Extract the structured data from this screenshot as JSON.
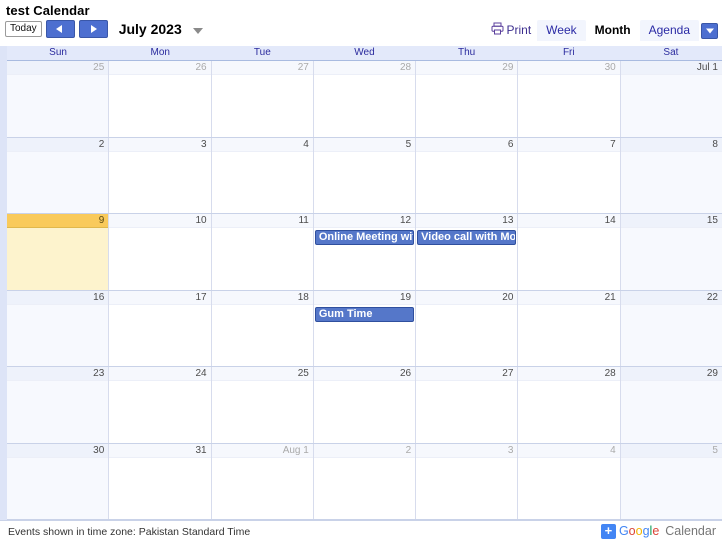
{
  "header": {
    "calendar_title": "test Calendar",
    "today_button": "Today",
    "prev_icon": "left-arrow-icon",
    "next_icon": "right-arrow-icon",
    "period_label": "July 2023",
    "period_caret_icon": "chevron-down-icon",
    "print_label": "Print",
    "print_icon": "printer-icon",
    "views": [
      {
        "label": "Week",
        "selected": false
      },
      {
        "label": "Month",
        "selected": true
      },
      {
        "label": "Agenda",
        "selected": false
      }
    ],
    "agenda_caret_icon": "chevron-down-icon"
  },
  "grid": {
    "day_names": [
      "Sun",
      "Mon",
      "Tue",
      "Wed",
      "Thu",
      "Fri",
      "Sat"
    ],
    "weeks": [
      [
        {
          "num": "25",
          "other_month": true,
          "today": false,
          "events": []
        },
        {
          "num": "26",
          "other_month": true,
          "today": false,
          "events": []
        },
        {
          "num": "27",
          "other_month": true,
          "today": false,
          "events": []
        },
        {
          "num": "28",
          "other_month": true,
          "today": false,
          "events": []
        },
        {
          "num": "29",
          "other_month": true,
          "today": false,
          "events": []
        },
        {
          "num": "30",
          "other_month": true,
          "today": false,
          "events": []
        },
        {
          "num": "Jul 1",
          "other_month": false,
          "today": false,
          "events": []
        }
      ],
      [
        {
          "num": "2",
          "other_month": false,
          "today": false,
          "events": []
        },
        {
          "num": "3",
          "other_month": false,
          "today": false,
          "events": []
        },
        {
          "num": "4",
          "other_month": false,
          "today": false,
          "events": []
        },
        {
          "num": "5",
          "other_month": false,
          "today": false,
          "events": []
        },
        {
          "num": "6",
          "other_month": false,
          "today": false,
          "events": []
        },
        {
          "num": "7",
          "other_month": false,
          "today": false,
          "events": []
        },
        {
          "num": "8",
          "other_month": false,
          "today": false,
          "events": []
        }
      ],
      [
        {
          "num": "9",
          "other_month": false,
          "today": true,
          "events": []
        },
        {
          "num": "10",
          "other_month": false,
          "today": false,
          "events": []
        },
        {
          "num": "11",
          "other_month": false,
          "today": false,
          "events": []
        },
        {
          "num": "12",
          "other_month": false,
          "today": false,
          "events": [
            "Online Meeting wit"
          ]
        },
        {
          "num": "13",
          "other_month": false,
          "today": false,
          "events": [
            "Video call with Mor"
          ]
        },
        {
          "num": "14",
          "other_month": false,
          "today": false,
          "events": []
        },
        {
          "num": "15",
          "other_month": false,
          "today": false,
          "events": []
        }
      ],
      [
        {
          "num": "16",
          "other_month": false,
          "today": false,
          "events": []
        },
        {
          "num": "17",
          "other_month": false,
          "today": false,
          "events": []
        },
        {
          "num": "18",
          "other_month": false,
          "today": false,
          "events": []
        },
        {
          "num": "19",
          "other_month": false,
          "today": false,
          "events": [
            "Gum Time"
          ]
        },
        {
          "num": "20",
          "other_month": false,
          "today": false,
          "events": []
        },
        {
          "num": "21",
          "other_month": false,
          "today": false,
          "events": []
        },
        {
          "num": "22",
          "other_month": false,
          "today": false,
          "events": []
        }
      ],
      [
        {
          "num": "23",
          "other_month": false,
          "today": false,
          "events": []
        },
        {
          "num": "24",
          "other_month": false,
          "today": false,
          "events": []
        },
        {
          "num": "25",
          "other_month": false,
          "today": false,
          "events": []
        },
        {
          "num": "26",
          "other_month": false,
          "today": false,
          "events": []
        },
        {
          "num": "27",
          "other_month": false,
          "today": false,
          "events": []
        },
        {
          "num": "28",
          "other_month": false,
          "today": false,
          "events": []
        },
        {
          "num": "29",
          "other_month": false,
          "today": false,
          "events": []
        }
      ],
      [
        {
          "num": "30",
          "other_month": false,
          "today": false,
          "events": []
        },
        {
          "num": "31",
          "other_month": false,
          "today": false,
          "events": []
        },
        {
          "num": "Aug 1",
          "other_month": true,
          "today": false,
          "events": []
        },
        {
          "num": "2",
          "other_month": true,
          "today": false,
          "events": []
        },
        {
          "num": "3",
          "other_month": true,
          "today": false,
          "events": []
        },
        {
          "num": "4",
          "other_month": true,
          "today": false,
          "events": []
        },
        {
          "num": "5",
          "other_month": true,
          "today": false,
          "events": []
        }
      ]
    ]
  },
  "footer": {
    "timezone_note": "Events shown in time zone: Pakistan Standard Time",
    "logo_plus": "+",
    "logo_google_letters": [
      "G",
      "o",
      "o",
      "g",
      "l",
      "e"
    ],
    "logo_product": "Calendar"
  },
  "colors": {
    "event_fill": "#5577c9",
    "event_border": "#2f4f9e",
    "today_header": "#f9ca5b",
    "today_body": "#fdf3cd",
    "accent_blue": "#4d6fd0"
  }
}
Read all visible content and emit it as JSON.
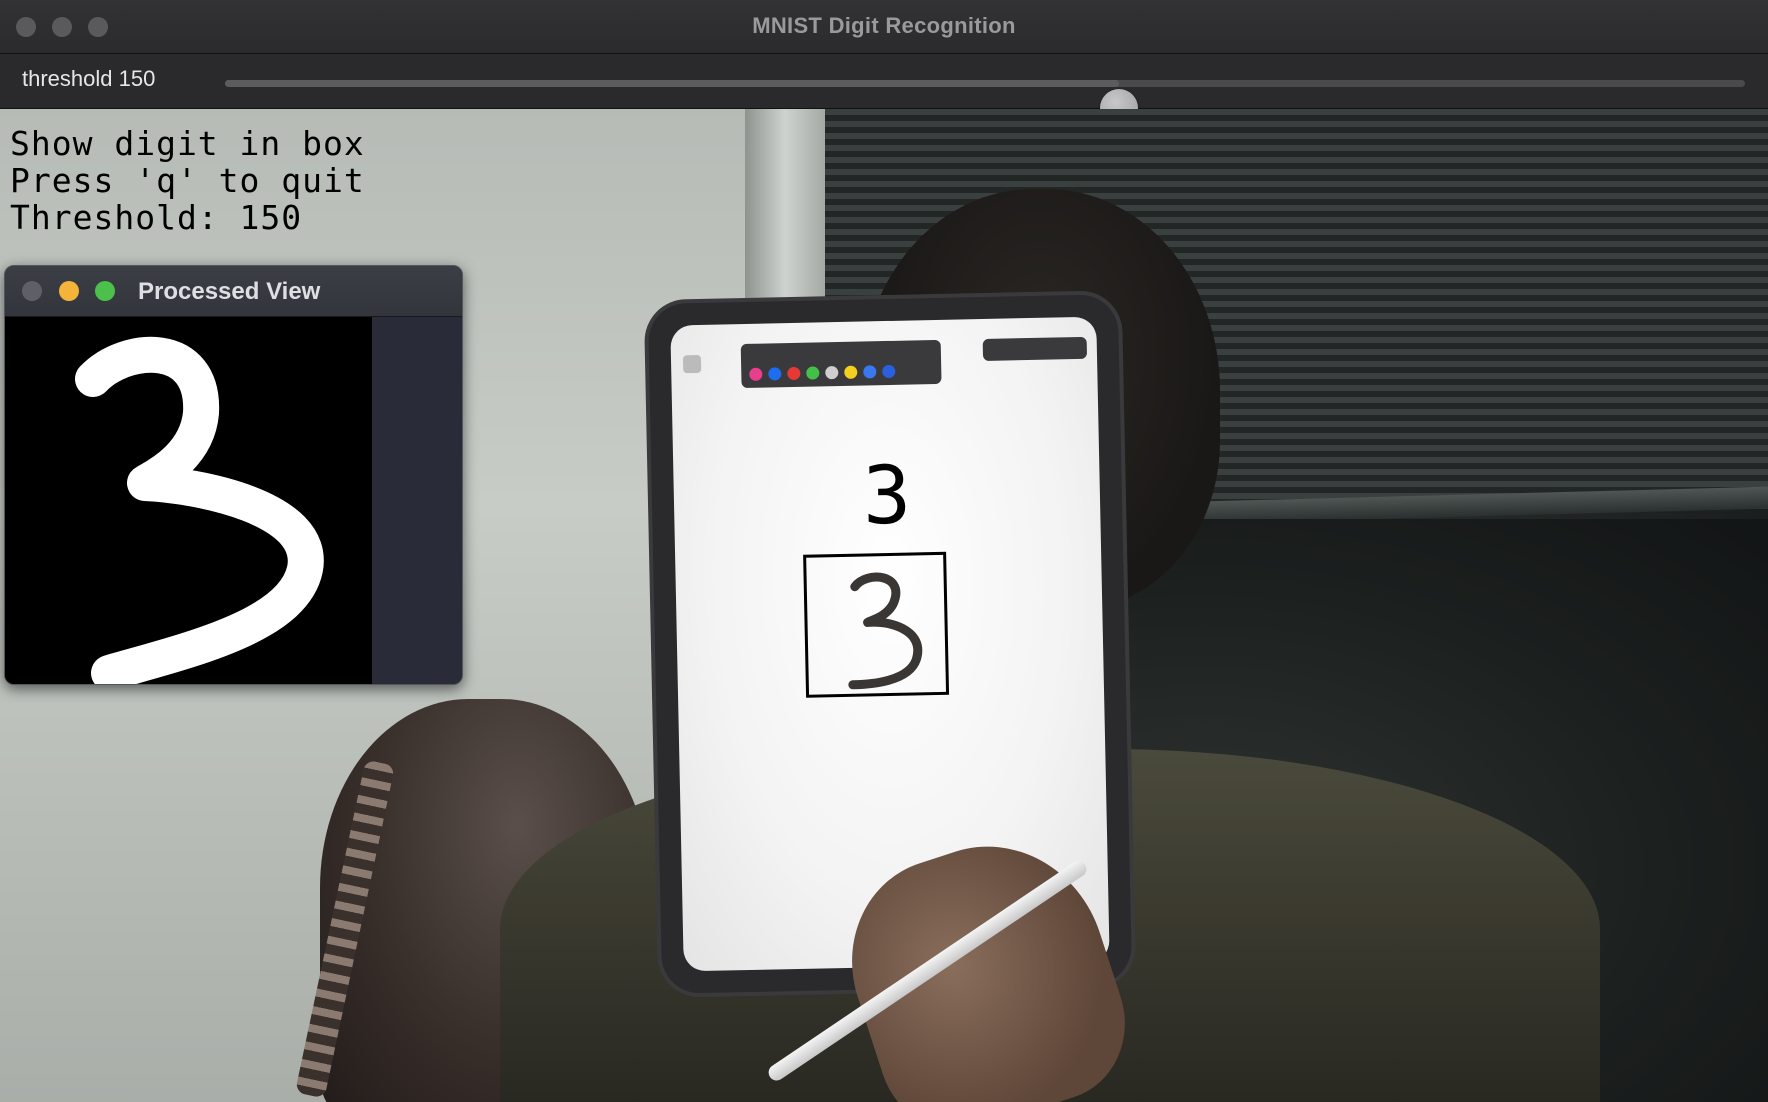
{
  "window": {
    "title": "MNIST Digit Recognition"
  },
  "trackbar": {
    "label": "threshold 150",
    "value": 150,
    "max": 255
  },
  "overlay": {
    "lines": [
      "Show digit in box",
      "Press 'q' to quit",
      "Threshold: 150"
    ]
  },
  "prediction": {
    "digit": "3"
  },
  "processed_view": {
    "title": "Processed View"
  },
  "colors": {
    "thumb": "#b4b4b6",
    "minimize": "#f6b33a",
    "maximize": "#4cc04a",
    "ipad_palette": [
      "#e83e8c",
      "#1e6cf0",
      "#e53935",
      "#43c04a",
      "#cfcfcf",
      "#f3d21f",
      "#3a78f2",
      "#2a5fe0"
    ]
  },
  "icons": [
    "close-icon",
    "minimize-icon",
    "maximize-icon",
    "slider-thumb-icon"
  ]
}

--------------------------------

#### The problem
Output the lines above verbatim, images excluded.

#### Written answer
Extract the structured data from this screenshot as JSON.
{
  "header": {
    "calendar_title": "test Calendar",
    "today_button": "Today",
    "prev_icon": "left-arrow-icon",
    "next_icon": "right-arrow-icon",
    "period_label": "July 2023",
    "period_caret_icon": "chevron-down-icon",
    "print_label": "Print",
    "print_icon": "printer-icon",
    "views": [
      {
        "label": "Week",
        "selected": false
      },
      {
        "label": "Month",
        "selected": true
      },
      {
        "label": "Agenda",
        "selected": false
      }
    ],
    "agenda_caret_icon": "chevron-down-icon"
  },
  "grid": {
    "day_names": [
      "Sun",
      "Mon",
      "Tue",
      "Wed",
      "Thu",
      "Fri",
      "Sat"
    ],
    "weeks": [
      [
        {
          "num": "25",
          "other_month": true,
          "today": false,
          "events": []
        },
        {
          "num": "26",
          "other_month": true,
          "today": false,
          "events": []
        },
        {
          "num": "27",
          "other_month": true,
          "today": false,
          "events": []
        },
        {
          "num": "28",
          "other_month": true,
          "today": false,
          "events": []
        },
        {
          "num": "29",
          "other_month": true,
          "today": false,
          "events": []
        },
        {
          "num": "30",
          "other_month": true,
          "today": false,
          "events": []
        },
        {
          "num": "Jul 1",
          "other_month": false,
          "today": false,
          "events": []
        }
      ],
      [
        {
          "num": "2",
          "other_month": false,
          "today": false,
          "events": []
        },
        {
          "num": "3",
          "other_month": false,
          "today": false,
          "events": []
        },
        {
          "num": "4",
          "other_month": false,
          "today": false,
          "events": []
        },
        {
          "num": "5",
          "other_month": false,
          "today": false,
          "events": []
        },
        {
          "num": "6",
          "other_month": false,
          "today": false,
          "events": []
        },
        {
          "num": "7",
          "other_month": false,
          "today": false,
          "events": []
        },
        {
          "num": "8",
          "other_month": false,
          "today": false,
          "events": []
        }
      ],
      [
        {
          "num": "9",
          "other_month": false,
          "today": true,
          "events": []
        },
        {
          "num": "10",
          "other_month": false,
          "today": false,
          "events": []
        },
        {
          "num": "11",
          "other_month": false,
          "today": false,
          "events": []
        },
        {
          "num": "12",
          "other_month": false,
          "today": false,
          "events": [
            "Online Meeting wit"
          ]
        },
        {
          "num": "13",
          "other_month": false,
          "today": false,
          "events": [
            "Video call with Mor"
          ]
        },
        {
          "num": "14",
          "other_month": false,
          "today": false,
          "events": []
        },
        {
          "num": "15",
          "other_month": false,
          "today": false,
          "events": []
        }
      ],
      [
        {
          "num": "16",
          "other_month": false,
          "today": false,
          "events": []
        },
        {
          "num": "17",
          "other_month": false,
          "today": false,
          "events": []
        },
        {
          "num": "18",
          "other_month": false,
          "today": false,
          "events": []
        },
        {
          "num": "19",
          "other_month": false,
          "today": false,
          "events": [
            "Gum Time"
          ]
        },
        {
          "num": "20",
          "other_month": false,
          "today": false,
          "events": []
        },
        {
          "num": "21",
          "other_month": false,
          "today": false,
          "events": []
        },
        {
          "num": "22",
          "other_month": false,
          "today": false,
          "events": []
        }
      ],
      [
        {
          "num": "23",
          "other_month": false,
          "today": false,
          "events": []
        },
        {
          "num": "24",
          "other_month": false,
          "today": false,
          "events": []
        },
        {
          "num": "25",
          "other_month": false,
          "today": false,
          "events": []
        },
        {
          "num": "26",
          "other_month": false,
          "today": false,
          "events": []
        },
        {
          "num": "27",
          "other_month": false,
          "today": false,
          "events": []
        },
        {
          "num": "28",
          "other_month": false,
          "today": false,
          "events": []
        },
        {
          "num": "29",
          "other_month": false,
          "today": false,
          "events": []
        }
      ],
      [
        {
          "num": "30",
          "other_month": false,
          "today": false,
          "events": []
        },
        {
          "num": "31",
          "other_month": false,
          "today": false,
          "events": []
        },
        {
          "num": "Aug 1",
          "other_month": true,
          "today": false,
          "events": []
        },
        {
          "num": "2",
          "other_month": true,
          "today": false,
          "events": []
        },
        {
          "num": "3",
          "other_month": true,
          "today": false,
          "events": []
        },
        {
          "num": "4",
          "other_month": true,
          "today": false,
          "events": []
        },
        {
          "num": "5",
          "other_month": true,
          "today": false,
          "events": []
        }
      ]
    ]
  },
  "footer": {
    "timezone_note": "Events shown in time zone: Pakistan Standard Time",
    "logo_plus": "+",
    "logo_google_letters": [
      "G",
      "o",
      "o",
      "g",
      "l",
      "e"
    ],
    "logo_product": "Calendar"
  },
  "colors": {
    "event_fill": "#5577c9",
    "event_border": "#2f4f9e",
    "today_header": "#f9ca5b",
    "today_body": "#fdf3cd",
    "accent_blue": "#4d6fd0"
  }
}
Read all visible content and emit it as JSON.
{
  "window": {
    "title": "MNIST Digit Recognition"
  },
  "trackbar": {
    "label": "threshold 150",
    "value": 150,
    "max": 255
  },
  "overlay": {
    "lines": [
      "Show digit in box",
      "Press 'q' to quit",
      "Threshold: 150"
    ]
  },
  "prediction": {
    "digit": "3"
  },
  "processed_view": {
    "title": "Processed View"
  },
  "colors": {
    "thumb": "#b4b4b6",
    "minimize": "#f6b33a",
    "maximize": "#4cc04a",
    "ipad_palette": [
      "#e83e8c",
      "#1e6cf0",
      "#e53935",
      "#43c04a",
      "#cfcfcf",
      "#f3d21f",
      "#3a78f2",
      "#2a5fe0"
    ]
  },
  "icons": [
    "close-icon",
    "minimize-icon",
    "maximize-icon",
    "slider-thumb-icon"
  ]
}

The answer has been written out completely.